Oxford does not make decisions based on grades alone, and selecting the most academically able candidates, particularly those from the most disadvantaged backgrounds, is crucial to the University’s standards of inclusion and academic excellence. We are determined to work through the challenges imposed on us by this year’s circumstances and to select fairly those students of greatest potential who will thrive in their studies here. Our advice to students who feel there are reasons for their application to be reconsidered is to get in touch with their school and the college who made them an offer as soon as possible.
Despite the issues caused by the A-level moderation process, we are on course to admit our highest ever proportion of state school students and to exceed the access targets we have set ourselves.
We made about 3,900 offers in January for an expected 3,287 places at Oxford, before the lockdown in the UK, and have currently made 3,440 offers, well above the numbers we admit in a normal year. Of these, about 284 are for UK state school candidates who have missed their grades, meaning that our UK state school intake currently stands at 67.8% - an increase of 5.7 percentage points compared to 2019.
We have also made a 6 percentage points increase in places to students from the most socio-economically disadvantaged backgrounds and 2.3 percentage points increase to those from areas least likely to go to university. We will also be providing students with extra study skills support when they arrive this year.
As we do every year when grades are remarked, some students may be offered a deferred place. Once we reach our maximum intake of undergraduates in 2020, we will have to defer entry to 2021 for any additional candidates who appeal successfully and whose place is then confirmed. Our primary concern must be the health and safety of our students, staff and community and it will not otherwise be possible for us to meet ongoing social-distancing restrictions and other challenges presented by the COVID-19 pandemic.
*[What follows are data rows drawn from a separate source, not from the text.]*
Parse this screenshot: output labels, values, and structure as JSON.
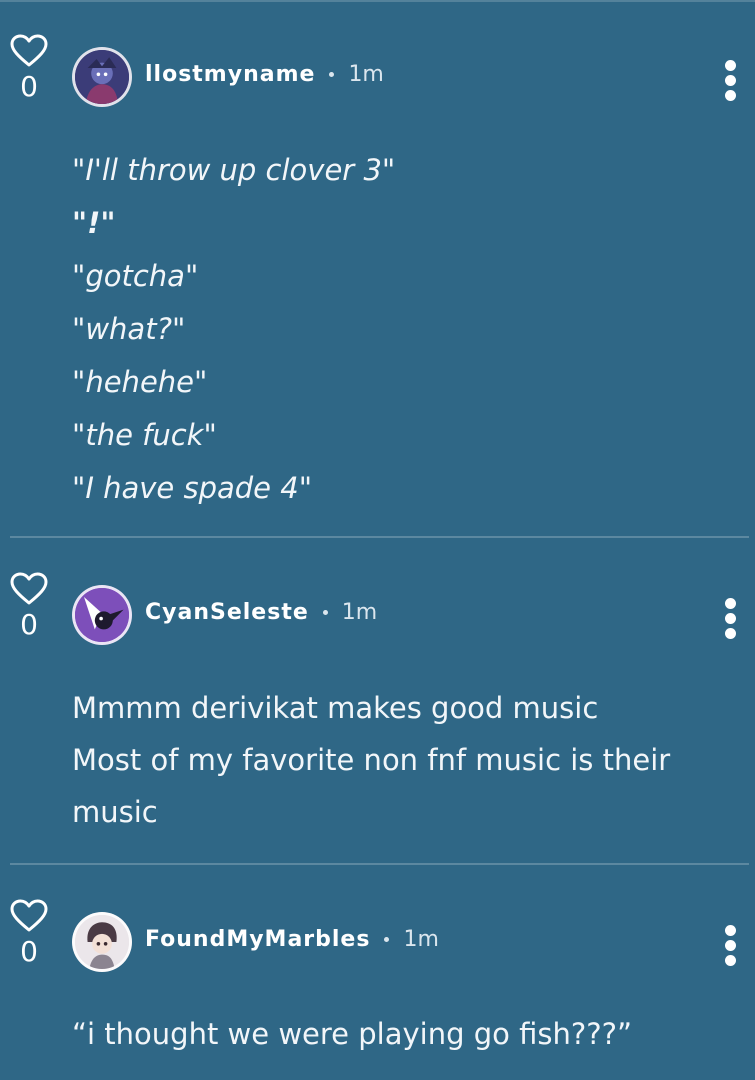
{
  "comments": [
    {
      "likes": "0",
      "username": "llostmyname",
      "time": "1m",
      "lines": [
        "\"I'll throw up clover 3\"",
        "\"!\"",
        "\"gotcha\"",
        "\"what?\"",
        "\"hehehe\"",
        "\"the fuck\"",
        "\"I have spade 4\""
      ]
    },
    {
      "likes": "0",
      "username": "CyanSeleste",
      "time": "1m",
      "lines": [
        "Mmmm derivikat makes good music",
        "Most of my favorite non fnf music is their music"
      ]
    },
    {
      "likes": "0",
      "username": "FoundMyMarbles",
      "time": "1m",
      "lines": [
        "“i thought we were playing go fish???”"
      ]
    }
  ],
  "icons": {
    "like": "heart-outline-icon",
    "more": "vertical-dots-icon"
  },
  "colors": {
    "background": "#2f6786",
    "text": "#ffffff",
    "divider": "rgba(255,255,255,0.22)"
  }
}
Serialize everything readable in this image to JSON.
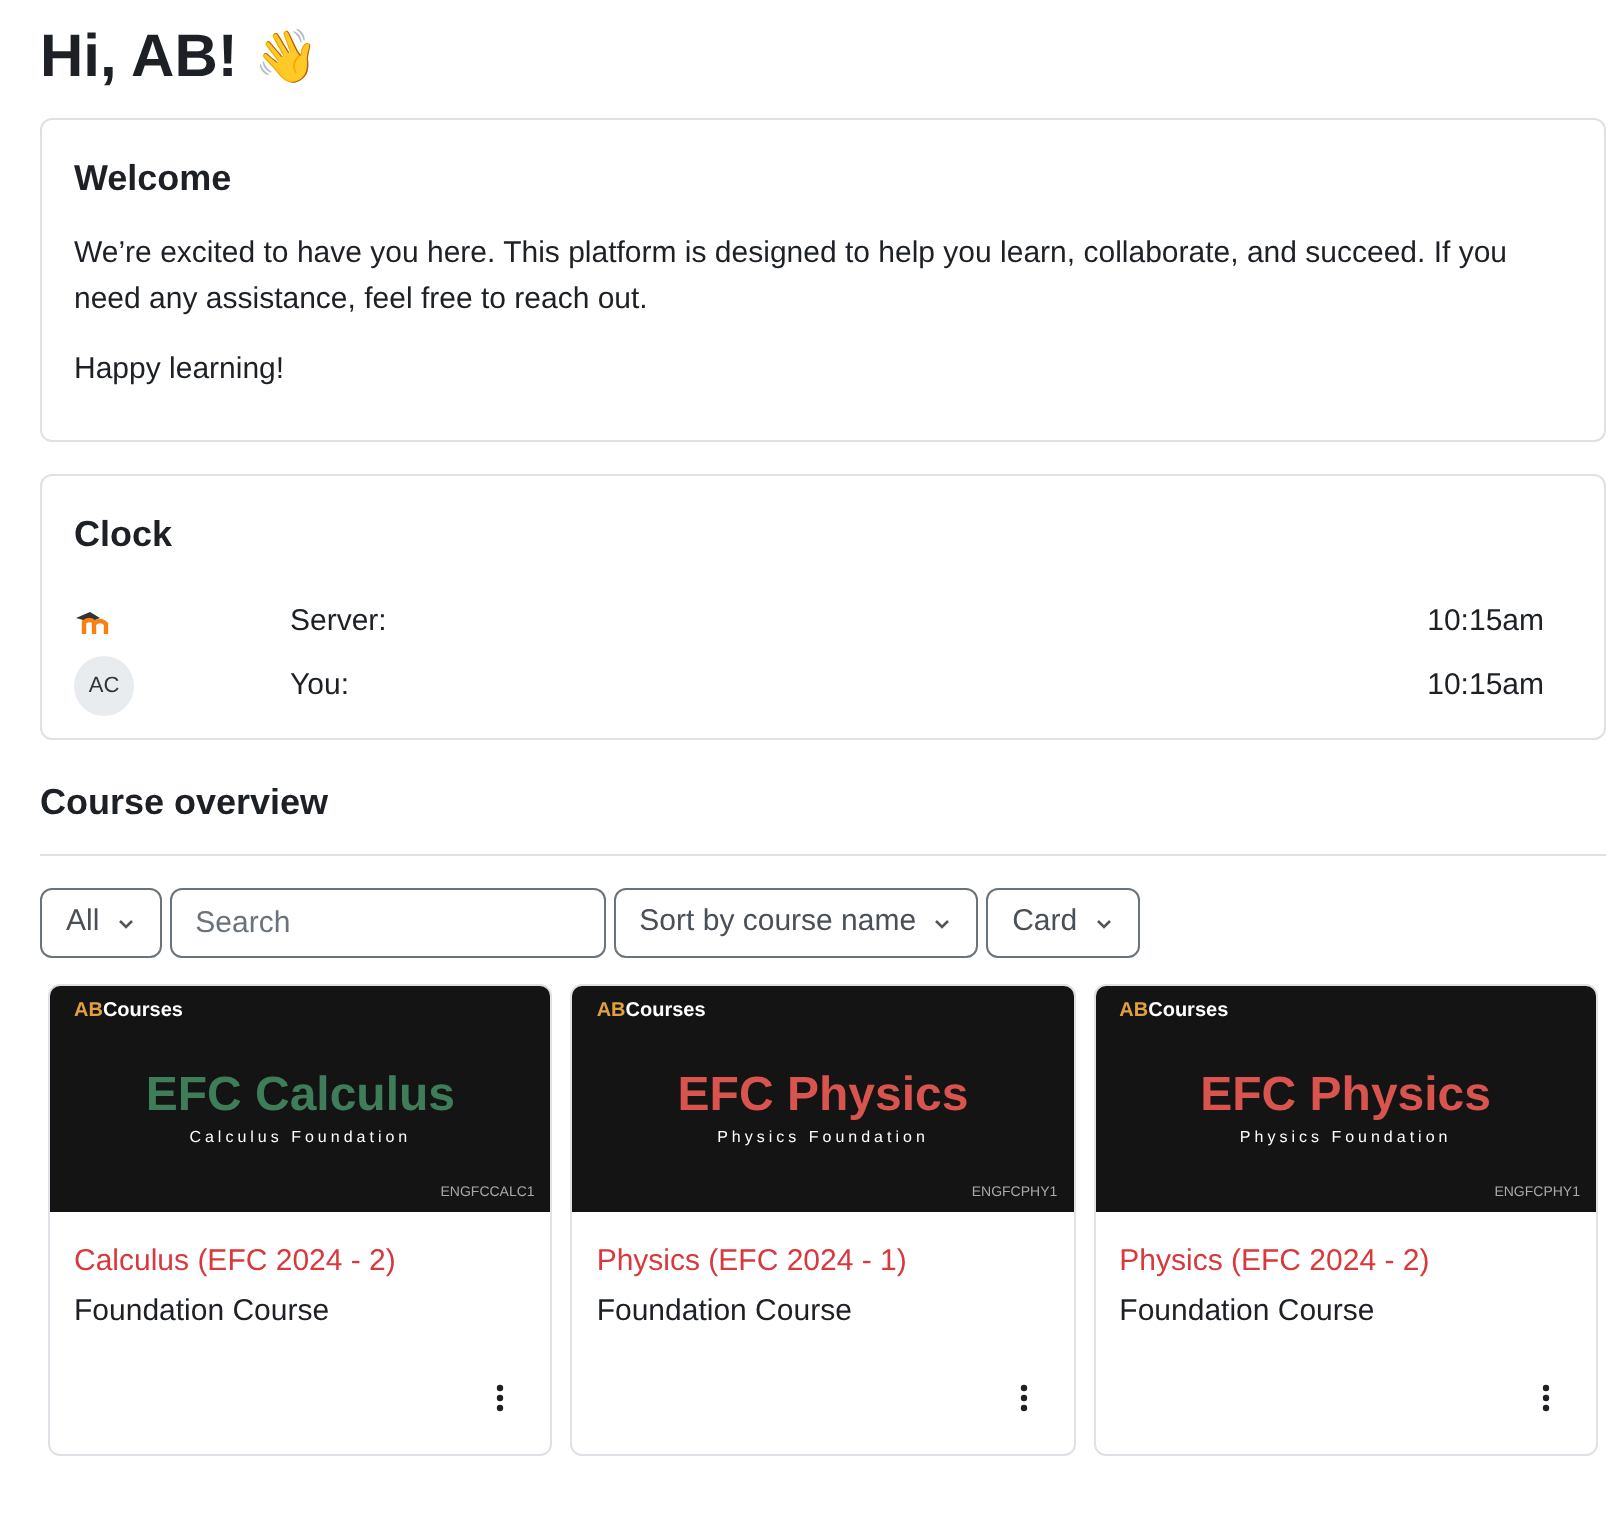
{
  "greeting": {
    "title": "Hi, AB!",
    "emoji": "👋"
  },
  "welcome": {
    "title": "Welcome",
    "paragraphs": [
      "We’re excited to have you here. This platform is designed to help you learn, collaborate, and succeed. If you need any assistance, feel free to reach out.",
      "Happy learning!"
    ]
  },
  "clock": {
    "title": "Clock",
    "rows": [
      {
        "kind": "logo",
        "label": "Server:",
        "time": "10:15am"
      },
      {
        "kind": "avatar",
        "initials": "AC",
        "label": "You:",
        "time": "10:15am"
      }
    ]
  },
  "course_overview": {
    "title": "Course overview",
    "filters": {
      "grouping": "All",
      "search_placeholder": "Search",
      "sort": "Sort by course name",
      "view": "Card"
    },
    "courses": [
      {
        "brand_a": "AB",
        "brand_b": "Courses",
        "banner_title": "EFC Calculus",
        "banner_subtitle": "Calculus Foundation",
        "code": "ENGFCCALC1",
        "color": "#3f7d5a",
        "name": "Calculus (EFC 2024 - 2)",
        "category": "Foundation Course"
      },
      {
        "brand_a": "AB",
        "brand_b": "Courses",
        "banner_title": "EFC Physics",
        "banner_subtitle": "Physics Foundation",
        "code": "ENGFCPHY1",
        "color": "#d9534f",
        "name": "Physics (EFC 2024 - 1)",
        "category": "Foundation Course"
      },
      {
        "brand_a": "AB",
        "brand_b": "Courses",
        "banner_title": "EFC Physics",
        "banner_subtitle": "Physics Foundation",
        "code": "ENGFCPHY1",
        "color": "#d9534f",
        "name": "Physics (EFC 2024 - 2)",
        "category": "Foundation Course"
      }
    ]
  }
}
The University already has detailed plans for students’ arrival to ensure they have a safe and successful year ahead, regardless of their background, personal circumstances, or how they have been directly affected by the pandemic. In all circumstances, the University’s first priority is the health and welfare of our students and staff.